The oldest of four children, Jed Smith credits his parents for his success. His mother and father were told by a high school guidance counselor that he should not be encouraged to attend college and that he probably wouldn’t be successful as a student. They didn’t share the counselor’s advice until after Smith graduated from Fairmont State.
“My parents never bothered to tell me what I couldn’t do.” Mr. Smith said.
They felt that he could accomplish anything if he set his mind to it and harnessed the energy to figure it out.
When asked what advice the Smiths have for current students at Fairmont State University, Mr. Smith said, “Never give up.”
Mrs. Smith followed with “We fail, we grow, we learn, but the reward is self-worth.”
More than 85% of Fairmont State students rely on financial assistance to complete their degrees.

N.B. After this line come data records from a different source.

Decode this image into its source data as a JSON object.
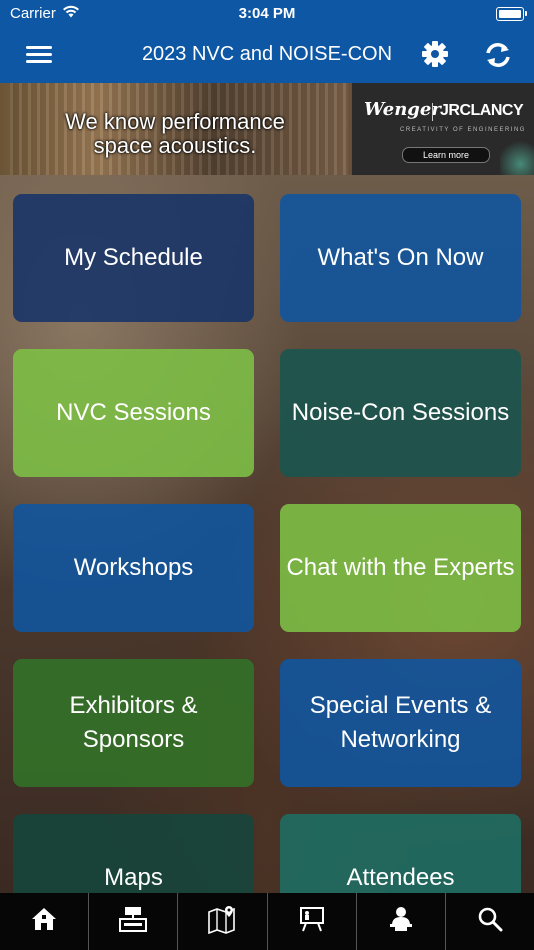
{
  "status_bar": {
    "carrier": "Carrier",
    "time": "3:04 PM",
    "icons": [
      "wifi-icon",
      "battery-icon"
    ]
  },
  "nav_bar": {
    "title": "2023 NVC and NOISE-CON",
    "icons": [
      "menu-icon",
      "gear-icon",
      "refresh-icon"
    ],
    "color": "#0d57a4"
  },
  "banner": {
    "headline_line1": "We know performance",
    "headline_line2": "space acoustics.",
    "brand_left": "Wenger",
    "brand_right": "JRCLANCY",
    "tagline": "CREATIVITY OF ENGINEERING",
    "cta": "Learn more"
  },
  "tiles": [
    {
      "label": "My Schedule",
      "color": "navy"
    },
    {
      "label": "What's On Now",
      "color": "blue"
    },
    {
      "label": "NVC Sessions",
      "color": "lightgreen"
    },
    {
      "label": "Noise-Con Sessions",
      "color": "teal"
    },
    {
      "label": "Workshops",
      "color": "blue"
    },
    {
      "label": "Chat with the Experts",
      "color": "lightgreen"
    },
    {
      "label": "Exhibitors & Sponsors",
      "color": "darkgreen"
    },
    {
      "label": "Special Events & Networking",
      "color": "blue"
    },
    {
      "label": "Maps",
      "color": "darkteal"
    },
    {
      "label": "Attendees",
      "color": "midteal"
    }
  ],
  "tab_bar": {
    "icons": [
      "home-icon",
      "exhibitor-booth-icon",
      "map-icon",
      "presentation-icon",
      "speaker-icon",
      "search-icon"
    ]
  }
}
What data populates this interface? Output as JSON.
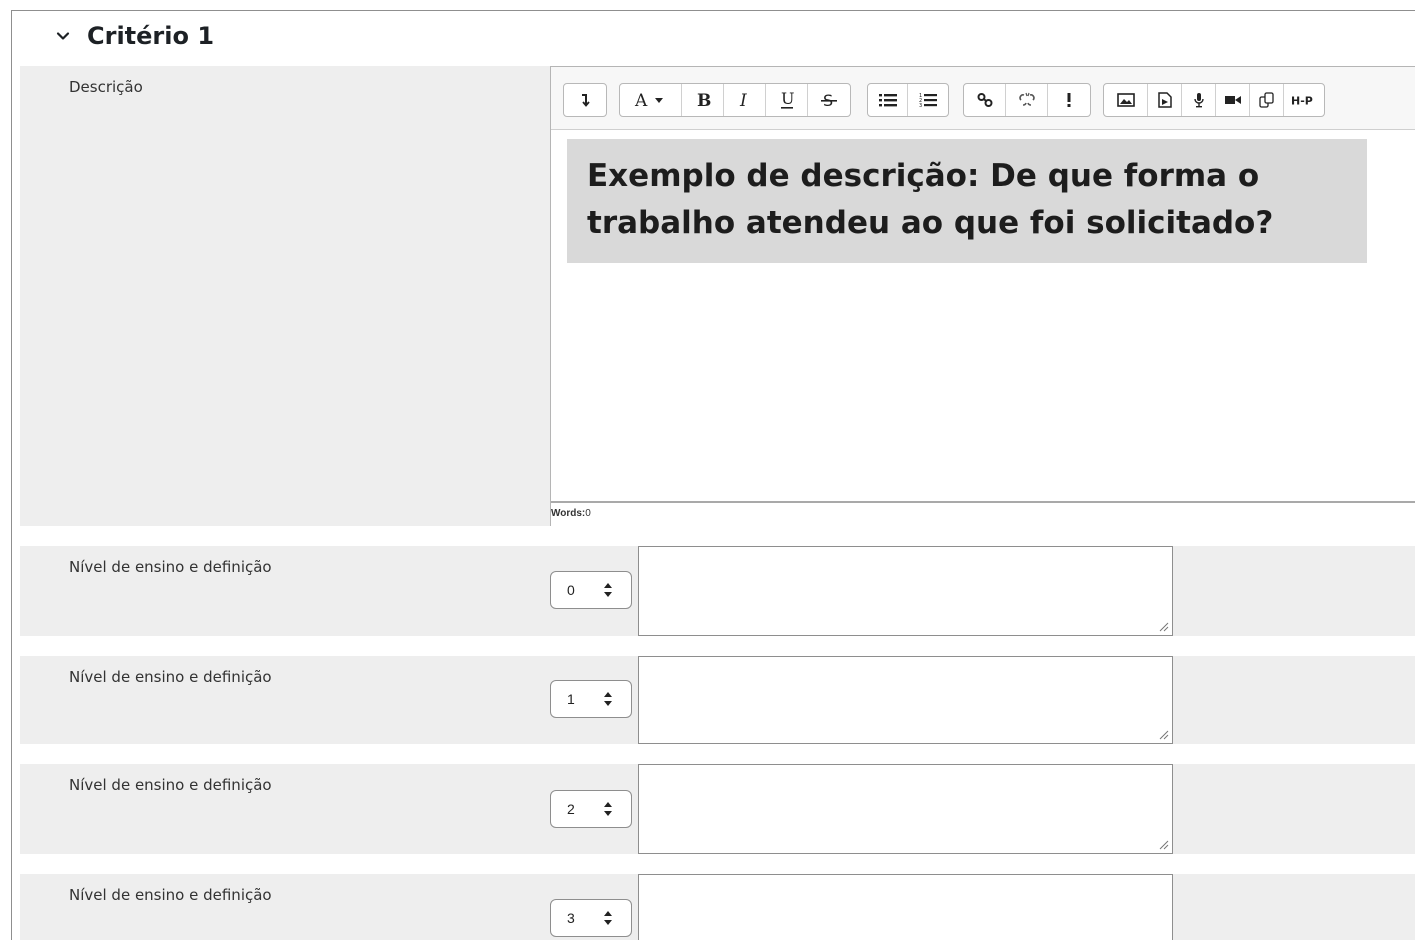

“The majority of students who do not make it to graduation highlight financial need as their primary reason for withdrawing.” said Gary K. Bennett, President of the Fairmont State Foundation. “Scholarships play a critical role in easing financial pressures and reducing the need for student loans.”
Dr. Timothy Oxley, Interim Dean of the School of Business said, “With the majority of our students receiving financial aid, and with many more who must work to afford the cost of their education, scholarships help to provide qualifying students with additional resources which allow the recipients to focus more on their education and less on how they will pay for it. Beyond the obvious financial impact, scholarships often provide recipient students with an academic buoyancy as a sign of confidence in their ability to succeed – and they rise to the challenge.”
President Mirta M. Martin echoed the importance of the perseverance that Fairmont State University graduates are known for.
“I tell every student in our Falcon Family, ‘I’ll make you a deal: if you bring a passionate willingness to work hard and pursue your dreams, and if you stick with it, we will provide you with everything you need to achieve those dreams.’ With the help of Jed and Vicki Smith’s generous gift, we can keep that promise and keep students on track to graduate.”
The Jed and Vicki Smith Scholars endowment will provide scholarships for full-time undergraduate students at Fairmont State University who have a minimum G.P.A. of 2.5. Thirty percent of the endowment will be allocated to students of the School of Business. The remaining seventy percent will be available to any qualified Fairmont State University student.
This gift was made through the Fairmont State Foundation, the nonprofit organization that receives and administers private donations on behalf of Fairmont State University.